Everyone is aware that driving and drinking is bad practice. First, it’s hazardous. Thousands upon thousands of people are either killed or seriously injured each year by impaired drivers. Second, drunk driving is against the law in almost all states.
The problem with drunk driving and DUI laws is that they tend to be hard to understand. When a driver gets pulled over on suspicion of DUI, he has several options. He can refuse to take a test or get out of the vehicle. Some drivers will argue with the officer and will not cooperate. Other drivers will simply comply with whatever the officer says. The end result is that Oregon DUI Laws are difficult to understand.

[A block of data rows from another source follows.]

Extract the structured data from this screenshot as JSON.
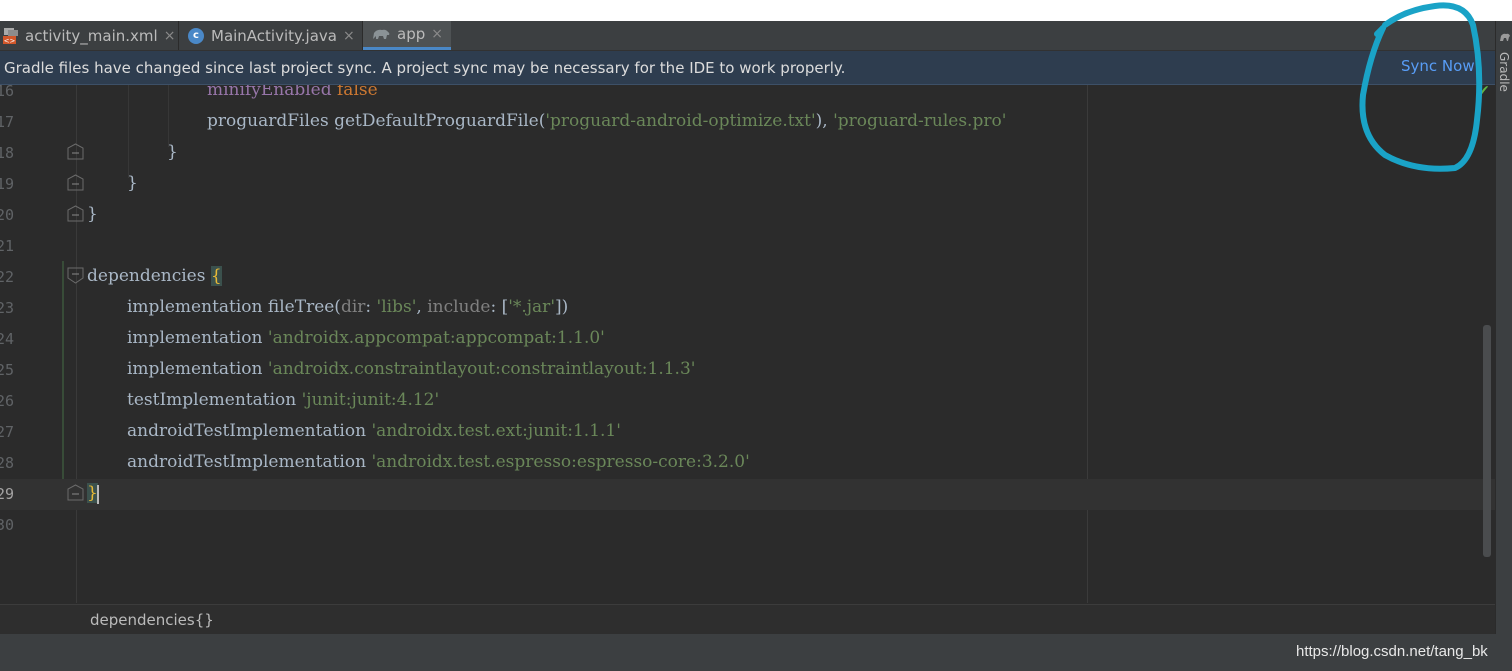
{
  "tabs": [
    {
      "label": "activity_main.xml",
      "close": "×",
      "icon": "xml-file-icon"
    },
    {
      "label": "MainActivity.java",
      "close": "×",
      "icon": "java-class-icon"
    },
    {
      "label": "app",
      "close": "×",
      "icon": "gradle-elephant-icon",
      "active": true
    }
  ],
  "banner": {
    "message": "Gradle files have changed since last project sync. A project sync may be necessary for the IDE to work properly.",
    "action": "Sync Now"
  },
  "editor": {
    "line_numbers": [
      "16",
      "17",
      "18",
      "19",
      "20",
      "21",
      "22",
      "23",
      "24",
      "25",
      "26",
      "27",
      "28",
      "29",
      "30"
    ],
    "current_line": "29",
    "lines": {
      "l16_a": "minifyEnabled",
      "l16_b": "false",
      "l17_a": "proguardFiles getDefaultProguardFile(",
      "l17_b": "'proguard-android-optimize.txt'",
      "l17_c": "), ",
      "l17_d": "'proguard-rules.pro'",
      "l18": "}",
      "l19": "}",
      "l20": "}",
      "l22_a": "dependencies ",
      "l22_b": "{",
      "l23_a": "implementation fileTree(",
      "l23_b": "dir",
      "l23_c": ": ",
      "l23_d": "'libs'",
      "l23_e": ", ",
      "l23_f": "include",
      "l23_g": ": [",
      "l23_h": "'*.jar'",
      "l23_i": "])",
      "l24_a": "implementation ",
      "l24_b": "'androidx.appcompat:appcompat:1.1.0'",
      "l25_a": "implementation ",
      "l25_b": "'androidx.constraintlayout:constraintlayout:1.1.3'",
      "l26_a": "testImplementation ",
      "l26_b": "'junit:junit:4.12'",
      "l27_a": "androidTestImplementation ",
      "l27_b": "'androidx.test.ext:junit:1.1.1'",
      "l28_a": "androidTestImplementation ",
      "l28_b": "'androidx.test.espresso:espresso-core:3.2.0'",
      "l29": "}"
    }
  },
  "breadcrumb": "dependencies{}",
  "side_tool": {
    "label": "Gradle"
  },
  "watermark": "https://blog.csdn.net/tang_bk",
  "colors": {
    "editor_bg": "#2b2b2b",
    "banner_bg": "#2e3d4f",
    "link": "#589df6",
    "keyword": "#cc7832",
    "string": "#6a8759",
    "annotation_circle": "#1aa3c7"
  }
}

So, what are some of the common DUI laws and penalties? One of the biggest penalties is going to be jail time. Many times this means spending time in jail. The penalties also can include license suspension and many other things. Here are some details about some of the penalties.

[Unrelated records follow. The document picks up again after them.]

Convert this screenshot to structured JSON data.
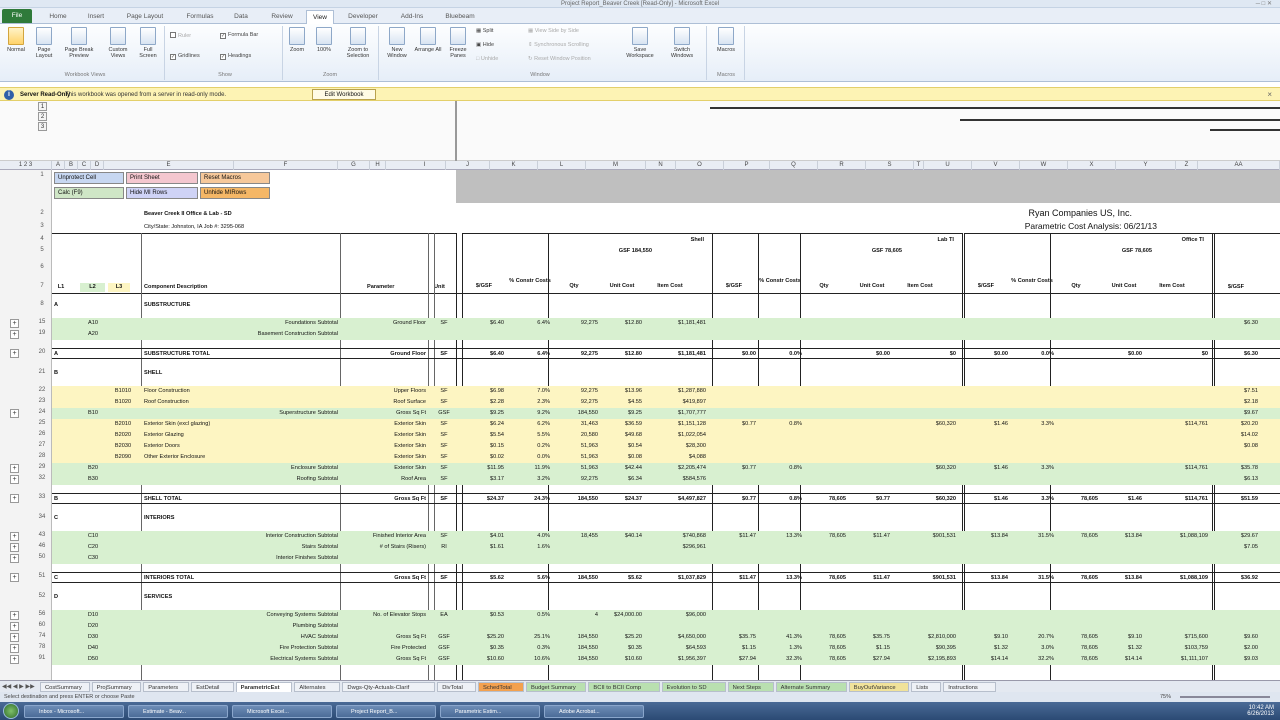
{
  "window": {
    "title": "Project Report_Beaver Creek [Read-Only] - Microsoft Excel"
  },
  "ribbon": {
    "tabs": [
      "File",
      "Home",
      "Insert",
      "Page Layout",
      "Formulas",
      "Data",
      "Review",
      "View",
      "Developer",
      "Add-Ins",
      "Bluebeam"
    ],
    "active_tab": "View",
    "workbook_views": {
      "normal": "Normal",
      "page_layout": "Page Layout",
      "page_break": "Page Break Preview",
      "custom_views": "Custom Views",
      "full_screen": "Full Screen",
      "group": "Workbook Views"
    },
    "show": {
      "ruler": "Ruler",
      "gridlines": "Gridlines",
      "formula_bar": "Formula Bar",
      "headings": "Headings",
      "group": "Show"
    },
    "zoom": {
      "zoom": "Zoom",
      "hundred": "100%",
      "zoom_selection": "Zoom to Selection",
      "group": "Zoom"
    },
    "window_group": {
      "new_window": "New Window",
      "arrange_all": "Arrange All",
      "freeze_panes": "Freeze Panes",
      "split": "Split",
      "hide": "Hide",
      "unhide": "Unhide",
      "side_by_side": "View Side by Side",
      "sync_scroll": "Synchronous Scrolling",
      "reset_pos": "Reset Window Position",
      "save_ws": "Save Workspace",
      "switch_win": "Switch Windows",
      "group": "Window"
    },
    "macros": {
      "macros": "Macros",
      "group": "Macros"
    }
  },
  "message_bar": {
    "title": "Server Read-Only",
    "text": "This workbook was opened from a server in read-only mode.",
    "button": "Edit Workbook"
  },
  "outline_levels": [
    "1",
    "2",
    "3"
  ],
  "col_headers": [
    "A",
    "B",
    "C",
    "D",
    "E",
    "F",
    "G",
    "H",
    "I",
    "J",
    "K",
    "L",
    "M",
    "N",
    "O",
    "P",
    "Q",
    "R",
    "S",
    "T",
    "U",
    "V",
    "W",
    "X",
    "Y",
    "Z",
    "AA"
  ],
  "buttons": {
    "unprotect": "Unprotect Cell",
    "print_sheet": "Print Sheet",
    "reset_macros": "Reset Macros",
    "calc": "Calc (F9)",
    "hide_rows": "Hide MI Rows",
    "unhide_rows": "Unhide MIRows"
  },
  "header": {
    "project": "Beaver Creek II Office & Lab - SD",
    "citystate": "City/State: Johnston, IA  Job #:  3295-068",
    "company": "Ryan Companies US, Inc.",
    "analysis": "Parametric Cost Analysis:  06/21/13",
    "shell_label": "Shell",
    "shell_gsf": "GSF 184,550",
    "lab_label": "Lab TI",
    "lab_gsf": "GSF 78,605",
    "office_label": "Office TI",
    "office_gsf": "GSF 78,605"
  },
  "colnames": {
    "l1": "L1",
    "l2": "L2",
    "l3": "L3",
    "desc": "Component Description",
    "param": "Parameter",
    "unit": "Unit",
    "sgsf": "$/GSF",
    "pct": "% Constr Costs",
    "qty": "Qty",
    "unitcost": "Unit Cost",
    "itemcost": "Item Cost"
  },
  "rows": [
    {
      "num": "8",
      "a": "A",
      "desc": "SUBSTRUCTURE",
      "style": "section"
    },
    {
      "num": "15",
      "b": "A10",
      "desc": "Foundations Subtotal",
      "param": "Ground Floor",
      "unit": "SF",
      "s1": "$6.40",
      "p1": "6.4%",
      "q1": "92,275",
      "u1": "$12.80",
      "i1": "$1,181,481",
      "s3": "$6.30",
      "style": "green"
    },
    {
      "num": "19",
      "b": "A20",
      "desc": "Basement Construction Subtotal",
      "style": "green"
    },
    {
      "num": "20",
      "a": "A",
      "desc": "SUBSTRUCTURE TOTAL",
      "param": "Ground Floor",
      "unit": "SF",
      "s1": "$6.40",
      "p1": "6.4%",
      "q1": "92,275",
      "u1": "$12.80",
      "i1": "$1,181,481",
      "s2": "$0.00",
      "p2": "0.0%",
      "u2": "$0.00",
      "i2": "$0",
      "s2b": "$0.00",
      "p2b": "0.0%",
      "u2b": "$0.00",
      "i2b": "$0",
      "s3": "$6.30",
      "style": "total"
    },
    {
      "num": "21",
      "a": "B",
      "desc": "SHELL",
      "style": "section"
    },
    {
      "num": "22",
      "c": "B1010",
      "desc": "Floor Construction",
      "param": "Upper Floors",
      "unit": "SF",
      "s1": "$6.98",
      "p1": "7.0%",
      "q1": "92,275",
      "u1": "$13.96",
      "i1": "$1,287,880",
      "s3": "$7.51",
      "style": "yellow"
    },
    {
      "num": "23",
      "c": "B1020",
      "desc": "Roof Construction",
      "param": "Roof Surface",
      "unit": "SF",
      "s1": "$2.28",
      "p1": "2.3%",
      "q1": "92,275",
      "u1": "$4.55",
      "i1": "$419,897",
      "s3": "$2.18",
      "style": "yellow"
    },
    {
      "num": "24",
      "b": "B10",
      "desc": "Superstructure Subtotal",
      "param": "Gross Sq Ft",
      "unit": "GSF",
      "s1": "$9.25",
      "p1": "9.2%",
      "q1": "184,550",
      "u1": "$9.25",
      "i1": "$1,707,777",
      "s3": "$9.67",
      "style": "green"
    },
    {
      "num": "25",
      "c": "B2010",
      "desc": "Exterior Skin (excl glazing)",
      "param": "Exterior Skin",
      "unit": "SF",
      "s1": "$6.24",
      "p1": "6.2%",
      "q1": "31,463",
      "u1": "$36.59",
      "i1": "$1,151,128",
      "s2": "$0.77",
      "p2": "0.8%",
      "i2": "$60,320",
      "s2b": "$1.46",
      "p2b": "3.3%",
      "i2b": "$114,761",
      "s3": "$20.20",
      "style": "yellow"
    },
    {
      "num": "26",
      "c": "B2020",
      "desc": "Exterior Glazing",
      "param": "Exterior Skin",
      "unit": "SF",
      "s1": "$5.54",
      "p1": "5.5%",
      "q1": "20,580",
      "u1": "$49.68",
      "i1": "$1,022,054",
      "s3": "$14.02",
      "style": "yellow"
    },
    {
      "num": "27",
      "c": "B2030",
      "desc": "Exterior Doors",
      "param": "Exterior Skin",
      "unit": "SF",
      "s1": "$0.15",
      "p1": "0.2%",
      "q1": "51,963",
      "u1": "$0.54",
      "i1": "$28,300",
      "s3": "$0.08",
      "style": "yellow"
    },
    {
      "num": "28",
      "c": "B2090",
      "desc": "Other Exterior Enclosure",
      "param": "Exterior Skin",
      "unit": "SF",
      "s1": "$0.02",
      "p1": "0.0%",
      "q1": "51,963",
      "u1": "$0.08",
      "i1": "$4,088",
      "style": "yellow"
    },
    {
      "num": "29",
      "b": "B20",
      "desc": "Enclosure Subtotal",
      "param": "Exterior Skin",
      "unit": "SF",
      "s1": "$11.95",
      "p1": "11.9%",
      "q1": "51,963",
      "u1": "$42.44",
      "i1": "$2,205,474",
      "s2": "$0.77",
      "p2": "0.8%",
      "i2": "$60,320",
      "s2b": "$1.46",
      "p2b": "3.3%",
      "i2b": "$114,761",
      "s3": "$35.78",
      "style": "green"
    },
    {
      "num": "32",
      "b": "B30",
      "desc": "Roofing Subtotal",
      "param": "Roof Area",
      "unit": "SF",
      "s1": "$3.17",
      "p1": "3.2%",
      "q1": "92,275",
      "u1": "$6.34",
      "i1": "$584,576",
      "s3": "$6.13",
      "style": "green"
    },
    {
      "num": "33",
      "a": "B",
      "desc": "SHELL TOTAL",
      "param": "Gross Sq Ft",
      "unit": "SF",
      "s1": "$24.37",
      "p1": "24.3%",
      "q1": "184,550",
      "u1": "$24.37",
      "i1": "$4,497,827",
      "s2": "$0.77",
      "p2": "0.8%",
      "q2": "78,605",
      "u2": "$0.77",
      "i2": "$60,320",
      "s2b": "$1.46",
      "p2b": "3.3%",
      "q2b": "78,605",
      "u2b": "$1.46",
      "i2b": "$114,761",
      "s3": "$51.59",
      "style": "total"
    },
    {
      "num": "34",
      "a": "C",
      "desc": "INTERIORS",
      "style": "section"
    },
    {
      "num": "43",
      "b": "C10",
      "desc": "Interior Construction Subtotal",
      "param": "Finished Interior Area",
      "unit": "SF",
      "s1": "$4.01",
      "p1": "4.0%",
      "q1": "18,455",
      "u1": "$40.14",
      "i1": "$740,868",
      "s2": "$11.47",
      "p2": "13.3%",
      "q2": "78,605",
      "u2": "$11.47",
      "i2": "$901,531",
      "s2b": "$13.84",
      "p2b": "31.5%",
      "q2b": "78,605",
      "u2b": "$13.84",
      "i2b": "$1,088,109",
      "s3": "$29.67",
      "style": "green"
    },
    {
      "num": "46",
      "b": "C20",
      "desc": "Stairs Subtotal",
      "param": "# of Stairs (Risers)",
      "unit": "RI",
      "s1": "$1.61",
      "p1": "1.6%",
      "i1": "$296,961",
      "s3": "$7.05",
      "style": "green"
    },
    {
      "num": "50",
      "b": "C30",
      "desc": "Interior Finishes Subtotal",
      "style": "green"
    },
    {
      "num": "51",
      "a": "C",
      "desc": "INTERIORS TOTAL",
      "param": "Gross Sq Ft",
      "unit": "SF",
      "s1": "$5.62",
      "p1": "5.6%",
      "q1": "184,550",
      "u1": "$5.62",
      "i1": "$1,037,829",
      "s2": "$11.47",
      "p2": "13.3%",
      "q2": "78,605",
      "u2": "$11.47",
      "i2": "$901,531",
      "s2b": "$13.84",
      "p2b": "31.5%",
      "q2b": "78,605",
      "u2b": "$13.84",
      "i2b": "$1,088,109",
      "s3": "$36.92",
      "style": "total"
    },
    {
      "num": "52",
      "a": "D",
      "desc": "SERVICES",
      "style": "section"
    },
    {
      "num": "56",
      "b": "D10",
      "desc": "Conveying Systems Subtotal",
      "param": "No. of Elevator Stops",
      "unit": "EA",
      "s1": "$0.53",
      "p1": "0.5%",
      "q1": "4",
      "u1": "$24,000.00",
      "i1": "$96,000",
      "style": "green"
    },
    {
      "num": "60",
      "b": "D20",
      "desc": "Plumbing Subtotal",
      "style": "green"
    },
    {
      "num": "74",
      "b": "D30",
      "desc": "HVAC Subtotal",
      "param": "Gross Sq Ft",
      "unit": "GSF",
      "s1": "$25.20",
      "p1": "25.1%",
      "q1": "184,550",
      "u1": "$25.20",
      "i1": "$4,650,000",
      "s2": "$35.75",
      "p2": "41.3%",
      "q2": "78,605",
      "u2": "$35.75",
      "i2": "$2,810,000",
      "s2b": "$9.10",
      "p2b": "20.7%",
      "q2b": "78,605",
      "u2b": "$9.10",
      "i2b": "$715,600",
      "s3": "$9.60",
      "style": "green"
    },
    {
      "num": "78",
      "b": "D40",
      "desc": "Fire Protection Subtotal",
      "param": "Fire Protected",
      "unit": "GSF",
      "s1": "$0.35",
      "p1": "0.3%",
      "q1": "184,550",
      "u1": "$0.35",
      "i1": "$64,593",
      "s2": "$1.15",
      "p2": "1.3%",
      "q2": "78,605",
      "u2": "$1.15",
      "i2": "$90,395",
      "s2b": "$1.32",
      "p2b": "3.0%",
      "q2b": "78,605",
      "u2b": "$1.32",
      "i2b": "$103,759",
      "s3": "$2.00",
      "style": "green"
    },
    {
      "num": "91",
      "b": "D50",
      "desc": "Electrical Systems Subtotal",
      "param": "Gross Sq Ft",
      "unit": "GSF",
      "s1": "$10.60",
      "p1": "10.6%",
      "q1": "184,550",
      "u1": "$10.60",
      "i1": "$1,956,397",
      "s2": "$27.94",
      "p2": "32.3%",
      "q2": "78,605",
      "u2": "$27.94",
      "i2": "$2,195,893",
      "s2b": "$14.14",
      "p2b": "32.2%",
      "q2b": "78,605",
      "u2b": "$14.14",
      "i2b": "$1,111,107",
      "s3": "$9.03",
      "style": "green"
    }
  ],
  "sheet_tabs": [
    "CostSummary",
    "ProjSummary",
    "Parameters",
    "EstDetail",
    "ParametricEst",
    "Alternates",
    "Dwgs-Qty-Actuals-Clarif",
    "DivTotal",
    "SchedTotal",
    "Budget Summary",
    "BCII to BCII Comp",
    "Evolution to SD",
    "Next Steps",
    "Alternate Summary",
    "BuyOutVariance",
    "Lists",
    "Instructions"
  ],
  "active_sheet": "ParametricEst",
  "status": {
    "text": "Select destination and press ENTER or choose Paste",
    "zoom": "75%"
  },
  "taskbar": {
    "items": [
      "Inbox - Microsoft...",
      "Estimate - Beav...",
      "Microsoft Excel...",
      "Project Report_B...",
      "Parametric Estim...",
      "Adobe Acrobat..."
    ],
    "time": "10:42 AM",
    "date": "6/26/2013"
  },
  "colors": {
    "green": "#d8f0d0",
    "yellow": "#fdf5c2",
    "message": "#fdf3b4",
    "file_tab": "#2f7a3a"
  }
}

If you are charged with a DUI, one aspect you may be concerned about is the alcohol you had while driving. In most cases, you will get a citation with your DUI. This means you will have to pay fines and possible jail time. You must know that our laws vary from state to state. That’s why you need to hire an experienced defense lawyer to help you understand the charges against you. DUI laws are complicated, so a qualified professional is necessary.
Another aspect of our laws deals with the level of influence a person has when they are arrested. Some states have a BAC limit of 0.08%, but others have a lower limit. The states with the higher limit require someone to have a certain amount of alcohol in their blood at the time of the arrest. The lower limit requires only that they have a blood alcohol content of a.1%.

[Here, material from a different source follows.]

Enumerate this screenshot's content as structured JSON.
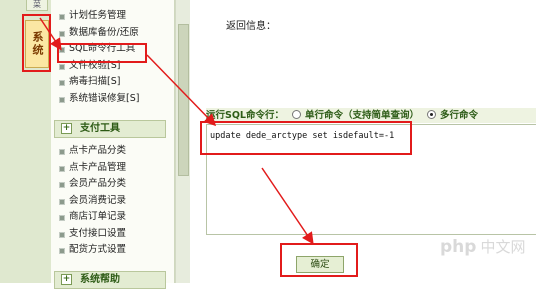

Some states also have a “dry drunk driving” law that prohibits driving when drinking alcohol but does not have any other drugs in your body. This applies to some states when it comes to DUI. This means that you can be convicted of DUI even if you have prescription painkillers like acetaminophen or ibuprofen. These drugs are not considered a depressant by the FDA, so they have not controlled substances, which means you can still be charged with DUI even if you take them because they make you feel numb.
Also, some enhanced penalties apply if you have a child who is drinking. In many states, a parent who knowingly allows their child to drink will have to spend some time in jail. There are also increased fines and more intensive DUI classes if the parent is also found guilty of having substance abuse or dependence on a controlled substance. Some of these enhancements might also apply to first-time DUI offenders, so make sure to check your state’s specific laws before you get behind the wheel. In some states, it might be illegal to have a child or teen with a DUI offense.
Some states also have a roadside sobriety test requirement for people who are charged with a DUI. This includes all people who are charged with drunken driving while intoxicated. If you are convicted of DUI in a state where there is a mandatory minimum age for drinking, you might face additional charges such as having a child out of wedlock. If you have a child charged with DUI, you need to find out your state’s laws regarding enhanced penalties and whether or not they will affect you as a father or a stepfather. Keep in mind that you cannot be held responsible for your child’s actions once they are intoxicated in many states, so the decision to drink underage is not one you should take lightly. You could face serious criminal consequences.